Most important: Recent work suggests that the funerary display should not be confined to male participants alone (Webb. Gendering the Roman Imago, Eugesta 2017). This year’s will reevaluate the funeral assemblage on the Rostra by creating a new set of algorithms that will include database-driven and probabilistic models to include men AND women on the stage during the course of Roman Republican history.
For this renewed project, we will work to produce published output based on our new models. Our preliminary work created born-digital beta interfaces. We will extend our work to develop final versions to submit for “publication” in digital and print formats.
In addition, we will explore incorporating machine-learning to reconstruct the funeral speeches.
We will produce final versions of the following:
A 2D chart-based investigation of the funerals to reveal change over time and to establish the general shape of the funeral and its major players;
2D images derived from 3D-generated representations in Sketchup that show, from certain viewing points within the Forum, how a funeral eulogy might be experienced within the context of the surrounding built environment;
An interactive 3D platform, constructed in Unity3D, that let’s the user select a funeral or an array of funerals to view within a fully interactive, multi-player 3D world. This viewing mode also serves as a general discovery tool to access the DPRR.
This project is a branch of the RomeLab initiative, and will rely on existing 3D critical editions of the Roman Forum and on interactive software developed by the Humanities Virtual World Consortium and RomeLab (including current RITC Benjamin Niedzielski) built in the Unity 3D game engine.

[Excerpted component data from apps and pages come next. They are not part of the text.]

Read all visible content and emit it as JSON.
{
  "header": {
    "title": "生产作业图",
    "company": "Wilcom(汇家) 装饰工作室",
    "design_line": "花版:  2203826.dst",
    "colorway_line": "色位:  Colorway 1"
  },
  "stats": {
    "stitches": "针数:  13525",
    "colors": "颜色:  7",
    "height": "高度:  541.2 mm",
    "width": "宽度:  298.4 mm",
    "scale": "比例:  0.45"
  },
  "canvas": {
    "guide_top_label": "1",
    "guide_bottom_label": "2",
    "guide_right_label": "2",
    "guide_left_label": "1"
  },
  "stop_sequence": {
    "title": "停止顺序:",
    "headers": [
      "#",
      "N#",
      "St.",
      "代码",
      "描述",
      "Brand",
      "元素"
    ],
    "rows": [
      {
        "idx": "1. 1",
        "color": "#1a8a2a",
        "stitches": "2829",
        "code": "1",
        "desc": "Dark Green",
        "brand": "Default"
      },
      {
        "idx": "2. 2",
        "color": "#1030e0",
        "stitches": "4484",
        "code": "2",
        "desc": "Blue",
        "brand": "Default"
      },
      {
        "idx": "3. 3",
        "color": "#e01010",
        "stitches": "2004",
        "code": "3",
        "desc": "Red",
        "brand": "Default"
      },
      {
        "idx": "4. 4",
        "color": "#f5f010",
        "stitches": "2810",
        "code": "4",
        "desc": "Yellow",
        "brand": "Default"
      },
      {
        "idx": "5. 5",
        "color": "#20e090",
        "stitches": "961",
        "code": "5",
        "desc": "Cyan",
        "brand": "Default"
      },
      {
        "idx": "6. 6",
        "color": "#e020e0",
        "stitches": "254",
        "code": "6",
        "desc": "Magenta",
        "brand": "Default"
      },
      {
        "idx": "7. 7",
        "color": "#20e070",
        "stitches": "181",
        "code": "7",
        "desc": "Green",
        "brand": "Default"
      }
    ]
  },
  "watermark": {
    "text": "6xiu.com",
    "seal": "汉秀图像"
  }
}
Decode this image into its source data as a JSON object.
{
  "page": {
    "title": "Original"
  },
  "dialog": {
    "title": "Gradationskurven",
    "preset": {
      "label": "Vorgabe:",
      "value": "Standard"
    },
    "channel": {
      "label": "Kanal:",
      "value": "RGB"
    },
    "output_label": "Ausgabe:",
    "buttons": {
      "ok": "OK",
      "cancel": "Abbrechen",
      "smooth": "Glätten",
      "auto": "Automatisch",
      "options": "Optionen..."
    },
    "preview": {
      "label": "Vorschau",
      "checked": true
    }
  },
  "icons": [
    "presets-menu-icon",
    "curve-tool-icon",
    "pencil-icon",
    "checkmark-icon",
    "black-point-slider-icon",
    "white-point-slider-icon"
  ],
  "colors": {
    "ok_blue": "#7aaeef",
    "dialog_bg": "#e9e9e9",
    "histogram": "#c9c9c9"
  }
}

Maja Manojlovic, Ph.D., Lecturer | Faculty Advisor for WII Pedagogy Writing Programs.
Tongva VR/AR is an interdisciplinary research project that aims to create VR/AR models of two Tongva villages: Yaanga, one the largest Tongva villages near downtown Los Angeles, and Koruuvanga in West Los Angeles (https://www.latimes.com/projects/la-me-col1-tongva-language-native-american-tribe/). In addition, this project is intended to serve as a teaching platform for a Digital Humanities course.
This VR/AR modeling project will continue building on the UCLA American Indian Studies Center’s “Mapping Indigenous LA Project.” This project worked to empower local indigenous communities to tell their stories through relevant maps, documents, photographs, and testimonies. In this sense, it provides a powerful point of departure for us to begin examining the erasure of indigenous cultures in North America and elsewhere.
Tongva VR/AR continues to address the issues surrounding colonization of indigenous identities, languages, architectures, and geographies. However, the three-dimensional models of Tongva villages and artifacts in VR/AR environments will offer yet another alternative to the existing indigenous (hi)stories. By creating 3D VR/AR environments, I’m interested in exploring the space of Tongva villages from a phenomenological perspective. That is, how does an embodied experience in the intensified space of a VR/AR environment modulate the way users make sense of the Tongva’s lived-experience, both individually and collectively? What happens once we can no longer distance ourselves from our object of inquiry, as we would when “reading” a two-dimensional “text,” or a map? Do we relate differently to the space of the Tongva village and their culture once we are situated in its three-dimensional environment? If so, might we say that we are “re-embodying” our cognition by incorporating feeling and affect?
Students that might want to continue to build on the Tongva VR/AR once it’s available to be experienced can delve into the questions above, as well as explore other avenues of inquiry into the life and culture of the Tongva peoples.
Tongva VR/AR is currently in its initial research stage of development, exploring relevant scholarly resources and VR/AR technologies.